Another opportunity to learn more about Katchadourian’s work will occur on Sept. 28 at 6 p.m. in the Pigott Family Gallery, when Jennifer Carty, Assistant Curator at the Cantor, will give a lively and informative talk.
This exhibition is organized by the Blanton Museum of Art.
Generous support for the exhibition is provided by Suzanne Deal Booth; Eric Herschmann, Orly Genger, and family; and Jeanne and Michael Klein, with additional gifts from George and Nicole Jeffords, the Alice Kleberg Reynolds Foundation, Jenny and Trey Laird, Kathleen Irvin Loughlin and Christopher Loughlin, and Chris Mattsson and John McHale. Support also is provided by Lawrence Banka and Judith Gordon, Nick Debs, Deborah Green, Pamela and David Hornik, Martin Z. Margulies, Karen and Chip Oswalt, and the West Collection, Philadelphia.
The accompanying catalogue is made possible by Nion McEvoy, with additional gifts from the Elizabeth Firestone Graham Foundation, Furthermore: a program of the J. M. Kaplan Fund, the Leanne Raesener Charitable Fund, and Judith Willcott and Laurence Miller and their families.
We gratefully acknowledge support of this presentation from the Elizabeth Swindells Hulsey Exhibitions Fund, the Special Exhibitions Fund, the Clumeck Fund, the Kazak Acquisitions and Exhibitions Fund, and the Contemporary Collectors Circle.
Cantor Arts Center
The Cantor Arts Center at Stanford University is a vital and dynamic institution with a venerable history.

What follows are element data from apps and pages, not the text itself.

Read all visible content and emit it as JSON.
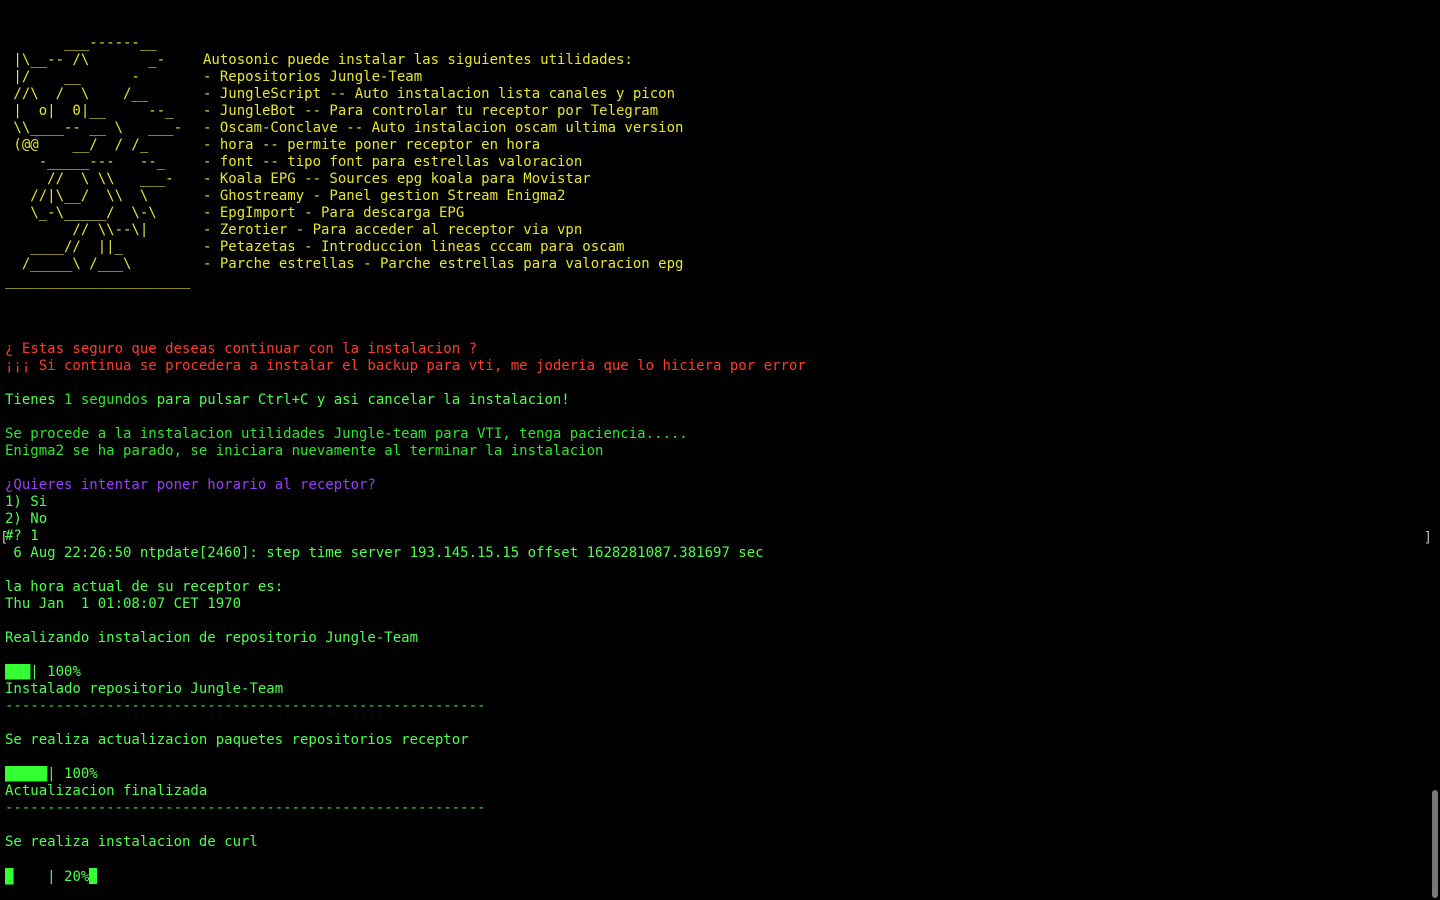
{
  "terminal": {
    "banner": [
      {
        "art": "       ___------__",
        "text": ""
      },
      {
        "art": " |\\__-- /\\       _-",
        "text": "Autosonic puede instalar las siguientes utilidades:"
      },
      {
        "art": " |/    __      -",
        "text": "- Repositorios Jungle-Team"
      },
      {
        "art": " //\\  /  \\    /__",
        "text": "- JungleScript -- Auto instalacion lista canales y picon"
      },
      {
        "art": " |  o|  0|__     --_",
        "text": "- JungleBot -- Para controlar tu receptor por Telegram"
      },
      {
        "art": " \\\\____-- __ \\   ___-",
        "text": "- Oscam-Conclave -- Auto instalacion oscam ultima version"
      },
      {
        "art": " (@@    __/  / /_",
        "text": "- hora -- permite poner receptor en hora"
      },
      {
        "art": "    -_____---   --_",
        "text": "- font -- tipo font para estrellas valoracion"
      },
      {
        "art": "     //  \\ \\\\   ___-",
        "text": "- Koala EPG -- Sources epg koala para Movistar"
      },
      {
        "art": "   //|\\__/  \\\\  \\",
        "text": "- Ghostreamy - Panel gestion Stream Enigma2"
      },
      {
        "art": "   \\_-\\_____/  \\-\\",
        "text": "- EpgImport - Para descarga EPG"
      },
      {
        "art": "        // \\\\--\\|",
        "text": "- Zerotier - Para acceder al receptor via vpn"
      },
      {
        "art": "   ____//  ||_",
        "text": "- Petazetas - Introduccion lineas cccam para oscam"
      },
      {
        "art": "  /_____\\ /___\\",
        "text": "- Parche estrellas - Parche estrellas para valoracion epg"
      }
    ],
    "separator_short": "______________________",
    "warning_1": "¿ Estas seguro que deseas continuar con la instalacion ?",
    "warning_2": "¡¡¡ Si continua se procedera a instalar el backup para vti, me joderia que lo hiciera por error",
    "countdown_prefix": "Tienes",
    "countdown_value": " 1 segundos",
    "countdown_suffix": " para pulsar Ctrl+C y asi cancelar la instalacion!",
    "proceed_1": "Se procede a la instalacion utilidades Jungle-team para VTI, tenga paciencia.....",
    "proceed_2": "Enigma2 se ha parado, se iniciara nuevamente al terminar la instalacion",
    "question": "¿Quieres intentar poner horario al receptor?",
    "option_1": "1) Si",
    "option_2": "2) No",
    "prompt": "#? 1",
    "ntp_line": " 6 Aug 22:26:50 ntpdate[2460]: step time server 193.145.15.15 offset 1628281087.381697 sec",
    "time_label": "la hora actual de su receptor es:",
    "time_value": "Thu Jan  1 01:08:07 CET 1970",
    "step1_title": "Realizando instalacion de repositorio Jungle-Team",
    "step1_bar": "███",
    "step1_pct": "| 100%",
    "step1_done": "Instalado repositorio Jungle-Team",
    "separator_long": "---------------------------------------------------------",
    "step2_title": "Se realiza actualizacion paquetes repositorios receptor",
    "step2_bar": "█████",
    "step2_pct": "| 100%",
    "step2_done": "Actualizacion finalizada",
    "step3_title": "Se realiza instalacion de curl",
    "step3_bar": "█",
    "step3_pct": "    | 20%",
    "progress": {
      "repo": 1.0,
      "update": 1.0,
      "curl": 0.2
    },
    "colors": {
      "background": "#000000",
      "green": "#33ff33",
      "yellow": "#e6e630",
      "red": "#ff3c28",
      "purple": "#9b3cff"
    }
  }
}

Founded in 1891 with the university, the historic museum was expanded and renamed in 1999 for lead donors Iris and B. Gerald Cantor. The Cantor’s encyclopedic collection spans 5,000 years, includes more than 45,000 artworks and beckons visitors to travel across the globe and through time: from Africa to the Americas to Asia, from classical antiquity to the present day. With 24 galleries presenting selections from the collection and more than 20 special exhibitions each year, the Cantor serves Stanford’s academic community, draws art lovers from the San Francisco Bay Area and beyond and attracts campus visitors from around the world. Free admission, free tours, lectures, family activities and temporary exhibitions make the Cantor one of the most well-attended university art museums in the country and a great resource for teaching and research on campus.